  • Using 24 specific words to comfort a co-worker is better than using 46 words online to prove that somebody is wrong.Wisdom, as we will see in the Book of Proverbs, is the real-life working out of Truth. The real question is…which Truth? When our “truth” is that I need to build and keep my value, then it will be worked out in a “me first” avenue. When Truth is that Jesus has wooed me and given me infinite love and value, then it will be worked out in a “God first” and “others first” avenue.

In life we constantly ask “what should I do” in an infinite number of situations (parenting, job, pain, success, church etc). The first question should actually be “what do I believe?” because  it’s out of our belief that we will make decisions.

In the midst of that, there are still countless situations, circumstances and questions that simply don’t have simple and clear answers. It is in these real-life scenarios where we have freedom and are empowered with the very Spirit of God inside of us to speak, guide and even carry us moment by moment. So the real question under “what should I do” is “what do I believe?”, and the real question under that is “can I trust God?” Can I trust that God is for me and has the power to make all things work for the good of those who know him and are called by him? The answer to that is simply found here:

Romans 8-32
He who did not spare his own Son but gave him up for us all, how will he not also with him graciously give us all things?

In Step

I was talking with a friend this morning whose son just got out of a leg cast which had forced him into a  wheelchair for a while and then onto crutches. He was telling me the strange unexpected phase 1 of post-crutches life was that his son still occasionally walked with a limp as if his leg was still in a cast and he wasn’t able to walk smoothly. The leg wasn’t the problem, it was his realization (belief) that he was healed. So he would catch himself limping, come to his senses and continue on with his healed walk.

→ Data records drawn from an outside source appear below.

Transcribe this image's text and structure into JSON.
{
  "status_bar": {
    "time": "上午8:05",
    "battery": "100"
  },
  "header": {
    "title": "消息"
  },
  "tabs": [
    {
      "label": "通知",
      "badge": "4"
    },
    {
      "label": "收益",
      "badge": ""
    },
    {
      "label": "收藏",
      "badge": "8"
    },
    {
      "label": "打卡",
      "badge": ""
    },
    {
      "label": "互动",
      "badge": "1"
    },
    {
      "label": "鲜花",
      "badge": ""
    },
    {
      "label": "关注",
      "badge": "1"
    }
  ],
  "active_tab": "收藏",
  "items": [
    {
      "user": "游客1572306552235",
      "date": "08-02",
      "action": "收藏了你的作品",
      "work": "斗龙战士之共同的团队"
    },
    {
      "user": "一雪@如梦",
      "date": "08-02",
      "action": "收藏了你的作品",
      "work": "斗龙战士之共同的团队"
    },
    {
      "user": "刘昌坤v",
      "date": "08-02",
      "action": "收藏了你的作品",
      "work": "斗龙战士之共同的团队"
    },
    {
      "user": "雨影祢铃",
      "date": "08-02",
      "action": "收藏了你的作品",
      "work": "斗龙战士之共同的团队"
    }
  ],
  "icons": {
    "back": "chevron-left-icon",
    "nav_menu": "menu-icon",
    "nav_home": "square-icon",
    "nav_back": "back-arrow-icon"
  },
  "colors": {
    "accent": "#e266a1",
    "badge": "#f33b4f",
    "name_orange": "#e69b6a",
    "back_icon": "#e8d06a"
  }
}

This is a revealing parallel to our spiritual life. This morning’s sermon was on Galatians 5: 16-25, which starts and ends with the same concept: “16 But I say, walk by the Spirit, and you will not gratify the desires of the flesh.  25 If we live by the Spirit, let us also keep in step with the Spirit.”

Paul is telling us that all who are in Christ have been healed and are invited to live “in step” with the Spirit, the power of our newly created life. He goes on in the passage to firstly describe acts of the “flesh”, which are practical ways in which we walk in synchronized cadence with our old sinful self-centered nature, and secondly the practical dance-steps that the Spirit is producing in our new nature (love, joy, peace, patience, kindness, goodness, faithfulness, gentleness and self-control). Here is what Paul is saying: our old nature HAS BEEN, IS BEING, and inevitably WILL BE crucified with Christ. Our brokenness has been healed by our crucified Jesus as he was broken in our place on the cross…yet we still “walk with a limp” even though our bones have been put back together. We fall back to the muscle memory from our old nature and limp around (i.e. “sin”, or serve ourselves), but then the Spirit reminds us of who we really are…that our old selves have been crucified and we have been given a wholly new life with new abilities. Sin no longer has power over us, though it still have presence and annoying persistence. But in the end, the sinful nature will be fully and finally defeated at which time it will have neither power nor presence. But until that day we are called to remember the Gospel: Who Jesus is, what he has done on our behalf, and who we now are in Christ…and walk in step (cadence) with the Spirit not out of guilt or fear but because we are healed and made to dance.